[DATASET CONTENT — start]

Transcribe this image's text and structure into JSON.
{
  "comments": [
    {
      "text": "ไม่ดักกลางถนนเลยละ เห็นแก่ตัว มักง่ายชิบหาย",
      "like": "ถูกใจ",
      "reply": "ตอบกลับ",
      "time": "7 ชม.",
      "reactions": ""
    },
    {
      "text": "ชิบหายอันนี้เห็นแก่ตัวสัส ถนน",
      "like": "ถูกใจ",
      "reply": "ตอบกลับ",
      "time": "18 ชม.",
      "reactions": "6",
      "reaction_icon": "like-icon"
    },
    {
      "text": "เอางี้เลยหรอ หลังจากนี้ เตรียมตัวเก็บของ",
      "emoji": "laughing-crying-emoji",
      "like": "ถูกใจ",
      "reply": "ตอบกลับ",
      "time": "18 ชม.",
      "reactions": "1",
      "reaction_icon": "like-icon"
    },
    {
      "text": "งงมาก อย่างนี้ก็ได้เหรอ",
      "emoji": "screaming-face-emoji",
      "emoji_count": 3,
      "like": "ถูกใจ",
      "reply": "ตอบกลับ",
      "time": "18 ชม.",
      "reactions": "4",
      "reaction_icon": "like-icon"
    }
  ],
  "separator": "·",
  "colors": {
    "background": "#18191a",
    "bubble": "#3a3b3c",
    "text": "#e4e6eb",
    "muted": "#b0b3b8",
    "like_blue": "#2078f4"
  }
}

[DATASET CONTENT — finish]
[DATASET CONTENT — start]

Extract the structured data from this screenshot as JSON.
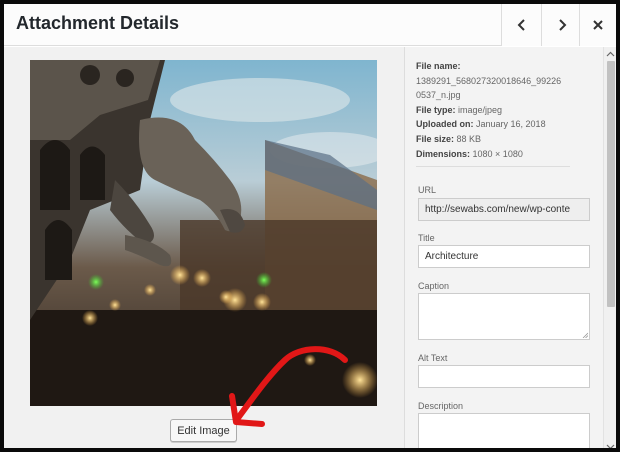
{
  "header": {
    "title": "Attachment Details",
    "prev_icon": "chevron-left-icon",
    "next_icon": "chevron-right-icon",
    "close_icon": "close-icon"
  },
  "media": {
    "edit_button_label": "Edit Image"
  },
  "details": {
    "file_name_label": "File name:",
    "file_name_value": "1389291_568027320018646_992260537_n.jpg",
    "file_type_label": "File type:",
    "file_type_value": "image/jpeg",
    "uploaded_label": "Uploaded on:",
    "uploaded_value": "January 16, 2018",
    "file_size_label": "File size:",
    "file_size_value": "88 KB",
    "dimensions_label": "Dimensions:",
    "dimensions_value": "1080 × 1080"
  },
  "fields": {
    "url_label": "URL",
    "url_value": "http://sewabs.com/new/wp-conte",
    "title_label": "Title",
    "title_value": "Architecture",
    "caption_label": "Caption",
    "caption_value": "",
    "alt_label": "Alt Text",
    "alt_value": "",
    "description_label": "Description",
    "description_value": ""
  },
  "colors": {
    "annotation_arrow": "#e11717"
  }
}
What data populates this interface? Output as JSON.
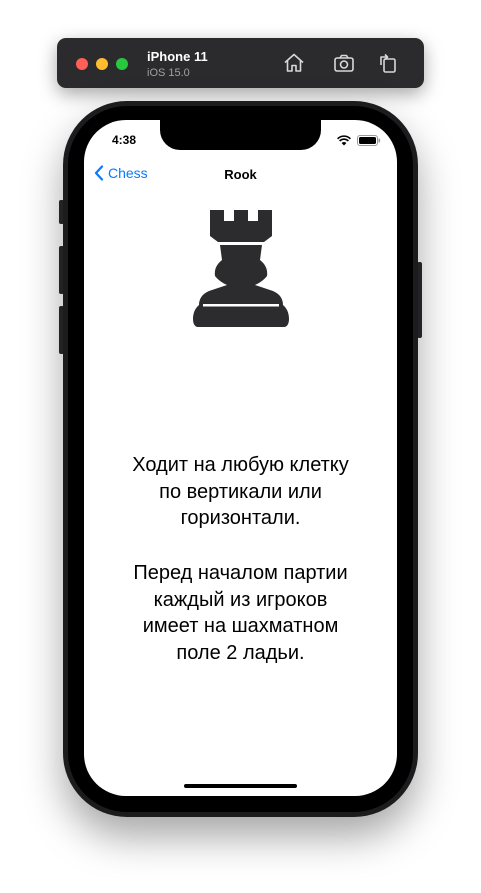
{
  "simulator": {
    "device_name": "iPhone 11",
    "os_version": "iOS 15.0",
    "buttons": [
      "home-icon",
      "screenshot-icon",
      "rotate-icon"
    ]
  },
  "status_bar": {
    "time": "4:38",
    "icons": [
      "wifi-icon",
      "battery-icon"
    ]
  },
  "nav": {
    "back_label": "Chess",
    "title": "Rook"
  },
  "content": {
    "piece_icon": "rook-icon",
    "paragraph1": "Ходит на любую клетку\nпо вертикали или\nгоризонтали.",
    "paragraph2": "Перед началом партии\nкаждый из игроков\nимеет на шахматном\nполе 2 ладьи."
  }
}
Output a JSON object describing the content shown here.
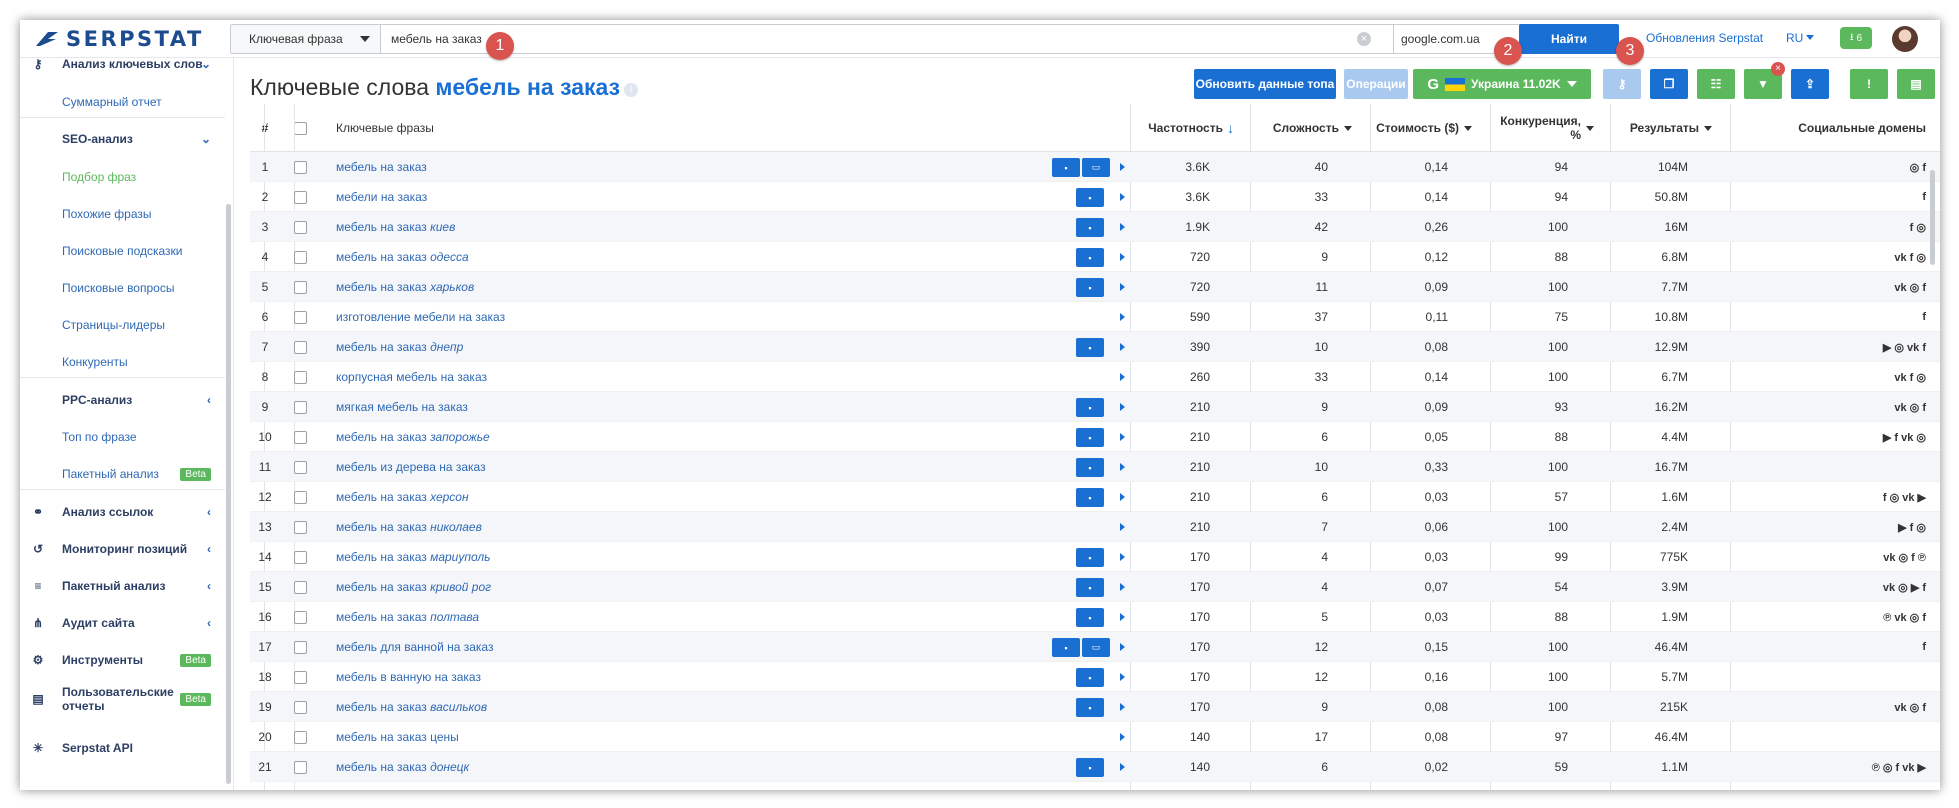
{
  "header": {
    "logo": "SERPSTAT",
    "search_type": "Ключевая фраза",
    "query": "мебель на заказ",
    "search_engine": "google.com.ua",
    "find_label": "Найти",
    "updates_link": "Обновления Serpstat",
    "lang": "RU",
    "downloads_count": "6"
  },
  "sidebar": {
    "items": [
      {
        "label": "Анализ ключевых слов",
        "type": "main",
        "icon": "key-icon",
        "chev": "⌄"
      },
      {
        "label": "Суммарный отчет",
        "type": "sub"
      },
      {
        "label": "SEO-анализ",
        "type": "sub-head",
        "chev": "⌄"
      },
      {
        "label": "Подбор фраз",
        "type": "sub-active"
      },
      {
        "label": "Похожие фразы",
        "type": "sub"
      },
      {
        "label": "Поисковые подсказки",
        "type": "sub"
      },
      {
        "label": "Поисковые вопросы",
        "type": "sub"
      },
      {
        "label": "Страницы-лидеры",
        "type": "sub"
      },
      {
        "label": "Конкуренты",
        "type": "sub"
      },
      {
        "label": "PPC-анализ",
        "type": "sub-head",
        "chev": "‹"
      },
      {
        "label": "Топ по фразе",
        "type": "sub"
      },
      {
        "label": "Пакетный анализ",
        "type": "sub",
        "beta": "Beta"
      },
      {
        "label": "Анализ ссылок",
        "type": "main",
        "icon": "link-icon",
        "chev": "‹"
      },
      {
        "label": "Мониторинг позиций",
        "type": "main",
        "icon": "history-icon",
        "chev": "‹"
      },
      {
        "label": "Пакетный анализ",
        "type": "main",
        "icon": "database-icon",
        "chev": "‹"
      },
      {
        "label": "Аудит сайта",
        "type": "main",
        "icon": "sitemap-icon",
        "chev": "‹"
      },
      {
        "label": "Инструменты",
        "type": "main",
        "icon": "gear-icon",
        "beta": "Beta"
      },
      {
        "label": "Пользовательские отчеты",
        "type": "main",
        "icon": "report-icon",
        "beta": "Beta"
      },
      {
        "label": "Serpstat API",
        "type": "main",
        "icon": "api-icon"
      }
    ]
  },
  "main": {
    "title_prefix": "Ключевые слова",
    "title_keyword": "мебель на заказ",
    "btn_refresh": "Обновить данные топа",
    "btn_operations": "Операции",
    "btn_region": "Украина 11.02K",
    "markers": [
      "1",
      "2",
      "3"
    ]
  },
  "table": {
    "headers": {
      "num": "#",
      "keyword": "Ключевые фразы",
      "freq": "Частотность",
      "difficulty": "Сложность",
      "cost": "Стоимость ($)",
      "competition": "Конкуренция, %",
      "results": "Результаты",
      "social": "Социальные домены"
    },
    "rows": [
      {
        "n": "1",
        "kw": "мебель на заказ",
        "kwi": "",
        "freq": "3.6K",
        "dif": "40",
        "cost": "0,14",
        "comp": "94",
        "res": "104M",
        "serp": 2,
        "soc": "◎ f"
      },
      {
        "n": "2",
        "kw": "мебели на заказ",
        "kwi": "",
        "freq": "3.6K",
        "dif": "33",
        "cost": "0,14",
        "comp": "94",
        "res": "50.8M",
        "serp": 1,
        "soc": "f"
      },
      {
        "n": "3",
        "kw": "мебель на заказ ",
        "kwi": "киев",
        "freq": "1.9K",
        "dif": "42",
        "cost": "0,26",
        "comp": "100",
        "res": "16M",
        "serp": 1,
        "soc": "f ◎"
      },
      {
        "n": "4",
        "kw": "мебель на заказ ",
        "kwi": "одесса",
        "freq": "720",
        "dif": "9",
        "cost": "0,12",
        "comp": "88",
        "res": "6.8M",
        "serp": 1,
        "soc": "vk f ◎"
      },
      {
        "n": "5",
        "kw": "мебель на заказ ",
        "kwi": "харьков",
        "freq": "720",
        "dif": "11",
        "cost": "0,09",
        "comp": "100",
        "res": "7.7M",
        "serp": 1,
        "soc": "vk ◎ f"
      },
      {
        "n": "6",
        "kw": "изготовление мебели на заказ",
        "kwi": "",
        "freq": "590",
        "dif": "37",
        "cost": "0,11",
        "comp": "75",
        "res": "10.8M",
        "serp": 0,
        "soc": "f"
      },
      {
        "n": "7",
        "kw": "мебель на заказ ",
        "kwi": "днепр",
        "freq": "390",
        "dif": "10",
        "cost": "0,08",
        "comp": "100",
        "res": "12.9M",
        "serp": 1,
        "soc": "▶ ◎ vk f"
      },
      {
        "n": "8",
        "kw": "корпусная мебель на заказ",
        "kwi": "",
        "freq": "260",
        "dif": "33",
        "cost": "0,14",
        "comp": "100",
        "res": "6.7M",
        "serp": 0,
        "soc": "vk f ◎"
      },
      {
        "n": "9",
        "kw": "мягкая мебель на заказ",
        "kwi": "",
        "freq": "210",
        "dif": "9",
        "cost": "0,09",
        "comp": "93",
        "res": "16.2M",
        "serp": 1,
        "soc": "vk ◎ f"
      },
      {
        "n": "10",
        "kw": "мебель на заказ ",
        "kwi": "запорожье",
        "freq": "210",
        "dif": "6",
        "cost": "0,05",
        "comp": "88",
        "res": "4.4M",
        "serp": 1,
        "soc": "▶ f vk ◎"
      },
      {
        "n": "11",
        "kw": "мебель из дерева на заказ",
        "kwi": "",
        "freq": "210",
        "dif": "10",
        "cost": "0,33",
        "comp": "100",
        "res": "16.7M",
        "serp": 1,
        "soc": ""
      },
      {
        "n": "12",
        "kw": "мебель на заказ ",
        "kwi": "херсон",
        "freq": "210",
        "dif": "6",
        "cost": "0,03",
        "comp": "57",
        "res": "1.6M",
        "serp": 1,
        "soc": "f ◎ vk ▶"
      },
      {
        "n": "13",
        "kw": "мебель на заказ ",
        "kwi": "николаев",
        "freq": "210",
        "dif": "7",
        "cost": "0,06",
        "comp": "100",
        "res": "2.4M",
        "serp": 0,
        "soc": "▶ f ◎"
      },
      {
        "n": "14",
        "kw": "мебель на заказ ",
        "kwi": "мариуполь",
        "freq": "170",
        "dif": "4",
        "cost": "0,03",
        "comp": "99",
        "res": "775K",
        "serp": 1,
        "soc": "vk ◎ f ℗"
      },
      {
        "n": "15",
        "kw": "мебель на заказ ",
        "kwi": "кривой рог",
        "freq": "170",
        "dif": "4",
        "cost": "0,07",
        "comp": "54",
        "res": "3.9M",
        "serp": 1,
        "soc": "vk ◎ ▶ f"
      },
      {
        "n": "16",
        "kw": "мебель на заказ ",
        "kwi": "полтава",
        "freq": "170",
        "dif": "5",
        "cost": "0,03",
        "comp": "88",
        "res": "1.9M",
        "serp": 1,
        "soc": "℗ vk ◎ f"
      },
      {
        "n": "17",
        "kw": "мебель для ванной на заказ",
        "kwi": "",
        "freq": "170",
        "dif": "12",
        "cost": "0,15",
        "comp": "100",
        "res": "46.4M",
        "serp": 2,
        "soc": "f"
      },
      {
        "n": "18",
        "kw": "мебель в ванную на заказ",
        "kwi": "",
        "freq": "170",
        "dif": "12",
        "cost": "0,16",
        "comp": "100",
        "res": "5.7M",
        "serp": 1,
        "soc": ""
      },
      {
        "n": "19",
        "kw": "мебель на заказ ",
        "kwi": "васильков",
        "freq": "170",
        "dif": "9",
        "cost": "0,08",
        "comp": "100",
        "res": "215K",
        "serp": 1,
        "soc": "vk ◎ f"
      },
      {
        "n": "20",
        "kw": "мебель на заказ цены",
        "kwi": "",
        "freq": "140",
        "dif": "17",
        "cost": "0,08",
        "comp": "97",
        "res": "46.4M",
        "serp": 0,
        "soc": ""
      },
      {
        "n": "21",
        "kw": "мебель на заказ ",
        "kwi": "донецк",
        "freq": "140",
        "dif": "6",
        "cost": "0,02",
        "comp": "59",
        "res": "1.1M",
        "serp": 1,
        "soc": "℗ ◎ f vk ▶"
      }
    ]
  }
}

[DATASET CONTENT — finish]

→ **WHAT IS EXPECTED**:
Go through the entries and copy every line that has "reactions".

→ **WRITTEN ANSWER**:
      "reactions": ""
      "reactions": "6",
      "reactions": "1",
      "reactions": "4",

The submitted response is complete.